Subsequent two papers concern issues which are related to treatment of the most frequent pediatric malignancy – acute lymphoblastic leukemia. First of it presents the results of analysis of prognostic factors in 395 patients treated for ALL in bydgosko-kujawski region in 1976-2010. In recent protocols immunophenotype, initial white blood cell count, BCR-ABL rearrangement, and response to therapy are independent prognostic factor. These factors are used for stratification to treatment groups, and stem cell transplantation. It is worthy to emphasize that prognostic factors in childhood ALL have been changing over time: some of them have lost their significance, while new factors have appeared.
The another paper is focused on the problems related to catheter related infections in children with acute lymphoblastic leukemia. These events are responsible for up to 44% of episodes of bacteremia in children with acute lymphoblastic leukemia. Based on the analysis of 51 febrile episodes in 23 children with acute lymphoblastic leukemia and implanted central venous catheter the authors stated that white blood count, C-Reactive Protein (CRP) and procalcitonin when used together are useful indicators in predicting the course of infection in febrile patients. They also allow to select patients at high risk of bacteremia.
Important problem of the correct diagnosis of congenital spherocytosis is a topic of the next paper. Given that clinical course of spherocytosis may often be not characteristic, which is especially evident for infants, there are still cases misdiagnosed and qualified for splenectomy. Diagnostic algorithm and author’s experience with erythropoietin therapy in patients with congenital spherocytosis to avoid the need for transfusion are presented in the paper.

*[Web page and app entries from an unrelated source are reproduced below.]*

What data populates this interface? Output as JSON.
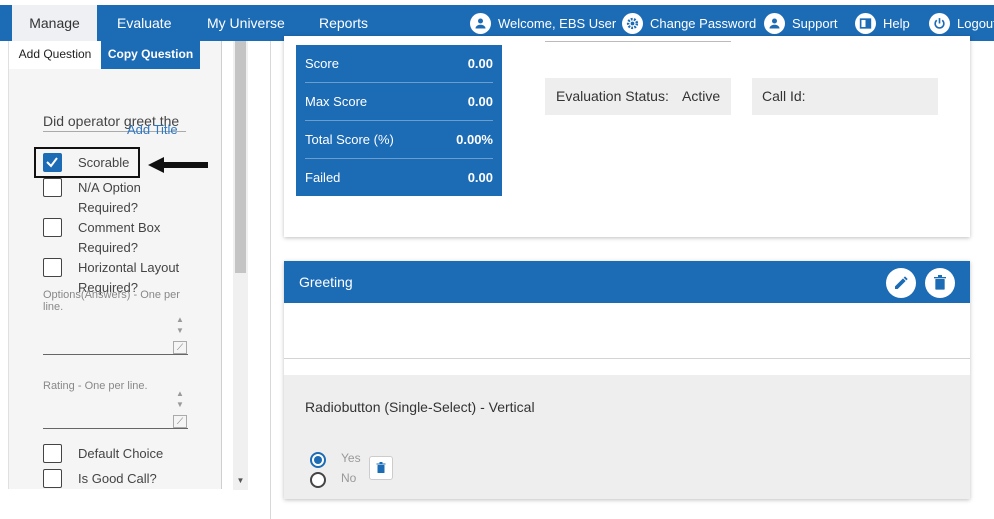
{
  "nav": {
    "tabs": [
      {
        "label": "Manage",
        "active": true
      },
      {
        "label": "Evaluate"
      },
      {
        "label": "My Universe"
      },
      {
        "label": "Reports"
      }
    ],
    "user": {
      "label": "Welcome, EBS User",
      "icon": "account-circle-icon"
    },
    "change_password": {
      "label": "Change Password",
      "icon": "gear-icon"
    },
    "support": {
      "label": "Support",
      "icon": "account-circle-icon"
    },
    "help": {
      "label": "Help",
      "icon": "book-icon"
    },
    "logout": {
      "label": "Logout",
      "icon": "power-icon"
    },
    "colors": {
      "bar": "#1c6bb5",
      "active_tab": "#eef0f4"
    }
  },
  "left_panel": {
    "tabs": {
      "add_question": "Add Question",
      "copy_question": "Copy Question"
    },
    "question_text": "Did operator greet the",
    "add_title_link": "Add Title",
    "checkboxes": [
      {
        "label": "Scorable",
        "checked": true
      },
      {
        "label": "N/A Option Required?",
        "checked": false
      },
      {
        "label": "Comment Box Required?",
        "checked": false
      },
      {
        "label": "Horizontal Layout Required?",
        "checked": false
      }
    ],
    "options_label": "Options(Answers) - One per line.",
    "rating_label": "Rating - One per line.",
    "bottom_checkboxes": [
      {
        "label": "Default Choice",
        "checked": false
      },
      {
        "label": "Is Good Call?",
        "checked": false
      }
    ]
  },
  "score_card": {
    "rows": [
      {
        "label": "Score",
        "value": "0.00"
      },
      {
        "label": "Max Score",
        "value": "0.00"
      },
      {
        "label": "Total Score (%)",
        "value": "0.00%"
      },
      {
        "label": "Failed",
        "value": "0.00"
      }
    ],
    "evaluation_status_label": "Evaluation Status:",
    "evaluation_status_value": "Active",
    "call_id_label": "Call Id:"
  },
  "section": {
    "title": "Greeting",
    "edit_icon": "pencil-icon",
    "delete_icon": "trash-icon",
    "question_type": "Radiobutton (Single-Select) - Vertical",
    "options": [
      {
        "label": "Yes",
        "selected": true
      },
      {
        "label": "No",
        "selected": false
      }
    ]
  }
}
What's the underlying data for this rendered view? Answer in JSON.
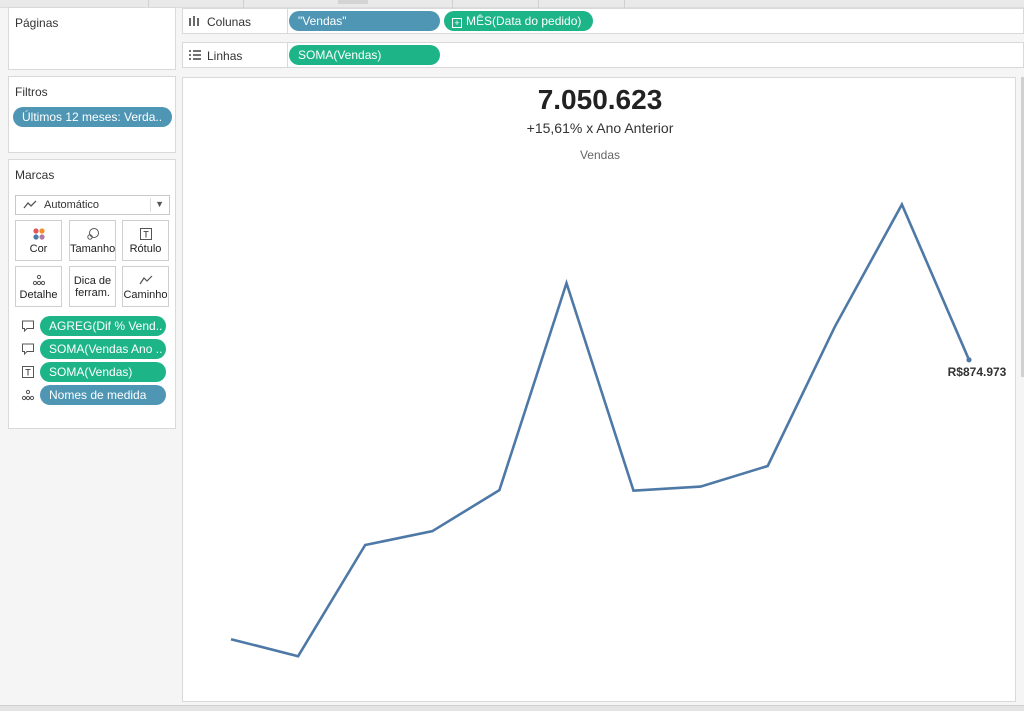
{
  "pages_panel": {
    "title": "Páginas"
  },
  "filters_panel": {
    "title": "Filtros",
    "filters": [
      {
        "label": "Últimos 12 meses: Verda.."
      }
    ]
  },
  "marks_panel": {
    "title": "Marcas",
    "mark_type": "Automático",
    "buttons": {
      "cor": "Cor",
      "tamanho": "Tamanho",
      "rotulo": "Rótulo",
      "detalhe": "Detalhe",
      "dica": "Dica de ferram.",
      "caminho": "Caminho"
    },
    "fields": [
      {
        "label": "AGREG(Dif % Vend..",
        "role": "tooltip",
        "color": "#1db588"
      },
      {
        "label": "SOMA(Vendas Ano ..",
        "role": "tooltip",
        "color": "#1db588"
      },
      {
        "label": "SOMA(Vendas)",
        "role": "label",
        "color": "#1db588"
      },
      {
        "label": "Nomes de medida",
        "role": "detail",
        "color": "#4e96b4"
      }
    ]
  },
  "shelves": {
    "columns": {
      "label": "Colunas",
      "pills": [
        {
          "label": "\"Vendas\""
        },
        {
          "label": "MÊS(Data do pedido)"
        }
      ]
    },
    "rows": {
      "label": "Linhas",
      "pills": [
        {
          "label": "SOMA(Vendas)"
        }
      ]
    }
  },
  "view": {
    "kpi_value": "7.050.623",
    "kpi_subtitle": "+15,61% x Ano Anterior",
    "measure_title": "Vendas"
  },
  "chart_data": {
    "type": "line",
    "title": "Vendas",
    "x": [
      1,
      2,
      3,
      4,
      5,
      6,
      7,
      8,
      9,
      10,
      11,
      12
    ],
    "series": [
      {
        "values": [
          249000,
          211000,
          460000,
          491000,
          583000,
          1047000,
          582000,
          591000,
          637000,
          949000,
          1223000,
          874973
        ],
        "color": "#4e79a7",
        "end_label": "R$874.973"
      }
    ],
    "ylim": [
      180000,
      1260000
    ],
    "grid": false,
    "axes_visible": false
  }
}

The last article deals with the difficult problem of thrombosis which occurs much less frequently in children than in adults. The authors from the Warsaw centre has analysed 70 cases of children referred due to thrombosis. Based on the cohort results the authors stated that the most common location of thrombosis in children was in deep veins of the limbs. The most common causes of thrombosis in this age group are: inherited thrombophilia, infection and surgery. Thus they postulate to perform diagnostic tests for congenital thrombophilia in all pediatric patients with thrombosis.
This issue of the “Progress in Medicine” comprises papers presenting a huge progress in diagnostics and therapy of childhood cancer and hematopoietic system as well as articles with practical proposals for management of these disorders. I hope it should be of interest of all doctors dealing with pediatric patients.
Prof. Jerzy R. Kowalczyk, MD, PhD